Kate Purcell returned to the IER on 1st September 2006, having spent seven years as Professor of Employment Studies and Director of the Employment Studies Research Unit at Bristol Business School, the University of the West of England. She has spent two previous periods as a researcher at the Institute, from 1986-89 and 1996-99, and remained an Associate Fellow for most of the intervening periods. She retired at the end of December 2012 but continues to work part-time at the Institute.
With a background in sociology, she specialises in investigating the interface between labour markets and organisations, with a focus on changing employment boundaries.
At the core of her work is an interest in gender segmentation in employment and gender differences in career development, but increasingly, her research interests have been focused on change in occupational structure and in particular, the impact of higher education expansion on the labour market. Kate directed Futuretrack the most ambitious investigation of the relationship between higher education and employment ever undertaken, the core of a major initiative on career-making sponsored by the Higher Education Careers Services Unit (HECSU). The Futuretrack longitudinal study tracked 2005 and 2006 UK higher education applicants from the point of applying for full-time courses, through their higher education experience and into employment: see www.warwick.ac.uk/futuretrack). Her comparative international research work includes the current Economic and Social Research Council (ESRC) funded 'Pathfinder' project which will assess the impact of higher education expansion on economic restructuring, occupational change and access to opportunities in Brazil and India.
Kate has conducted a series of longitudinal studies of graduate transitions from higher education to employment and case study investigations of both graduates and employers, funded by a range of sponsors including HECSU, the ESRC, the Council for Industry and Higher Education and successive UK government departments responsible for employment, higher education and skills. She has published and lectured widely on her research, both nationally and internationally and served in a consultancy or advisory capacity to a range of labour market, research and higher educational stakeholder organisations.
Her main research interests are the impact of higher education expansion on the labour market in the UK, change in the occupational structure; gender segmentation in employment; gender differences in career development; employment flexibility and non standard work and development of more effective mixed-methods research.
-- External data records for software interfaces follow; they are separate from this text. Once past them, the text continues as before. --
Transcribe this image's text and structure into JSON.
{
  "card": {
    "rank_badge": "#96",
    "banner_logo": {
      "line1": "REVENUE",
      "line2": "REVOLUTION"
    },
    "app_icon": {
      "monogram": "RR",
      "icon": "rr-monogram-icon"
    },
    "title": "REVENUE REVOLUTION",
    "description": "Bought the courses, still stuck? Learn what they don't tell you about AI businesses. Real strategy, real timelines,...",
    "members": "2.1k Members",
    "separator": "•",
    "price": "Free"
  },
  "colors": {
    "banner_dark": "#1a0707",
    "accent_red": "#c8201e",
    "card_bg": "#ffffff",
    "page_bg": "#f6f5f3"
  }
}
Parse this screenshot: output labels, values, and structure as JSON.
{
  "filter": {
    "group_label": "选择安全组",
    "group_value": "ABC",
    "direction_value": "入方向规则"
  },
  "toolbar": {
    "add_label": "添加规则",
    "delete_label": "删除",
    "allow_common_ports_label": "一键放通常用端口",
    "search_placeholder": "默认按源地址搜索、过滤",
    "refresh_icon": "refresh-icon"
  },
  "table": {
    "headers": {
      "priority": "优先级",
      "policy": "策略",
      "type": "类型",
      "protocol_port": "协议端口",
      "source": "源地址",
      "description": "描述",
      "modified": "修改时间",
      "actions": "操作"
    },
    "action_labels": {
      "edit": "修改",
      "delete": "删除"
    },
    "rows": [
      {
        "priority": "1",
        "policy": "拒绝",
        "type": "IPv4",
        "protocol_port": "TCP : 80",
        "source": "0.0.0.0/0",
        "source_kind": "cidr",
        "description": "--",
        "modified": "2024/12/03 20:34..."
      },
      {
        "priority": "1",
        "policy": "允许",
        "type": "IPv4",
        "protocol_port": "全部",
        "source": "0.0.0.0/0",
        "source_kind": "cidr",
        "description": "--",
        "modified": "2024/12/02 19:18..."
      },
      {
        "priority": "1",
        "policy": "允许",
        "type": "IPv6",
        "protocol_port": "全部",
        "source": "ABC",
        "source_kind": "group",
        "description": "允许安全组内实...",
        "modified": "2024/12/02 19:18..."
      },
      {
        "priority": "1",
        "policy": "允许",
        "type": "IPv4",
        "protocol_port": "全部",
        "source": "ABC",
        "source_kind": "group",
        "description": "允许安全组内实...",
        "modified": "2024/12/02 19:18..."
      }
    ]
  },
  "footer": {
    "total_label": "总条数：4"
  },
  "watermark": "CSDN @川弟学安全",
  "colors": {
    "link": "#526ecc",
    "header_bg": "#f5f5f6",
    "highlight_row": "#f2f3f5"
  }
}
Consequently, her current ESRC-funded research, Precarious Pathways into Employment for Young People (www.warwick.ac.uk/paths2work) is an appropriate final project, since it includes consideration of all these areas.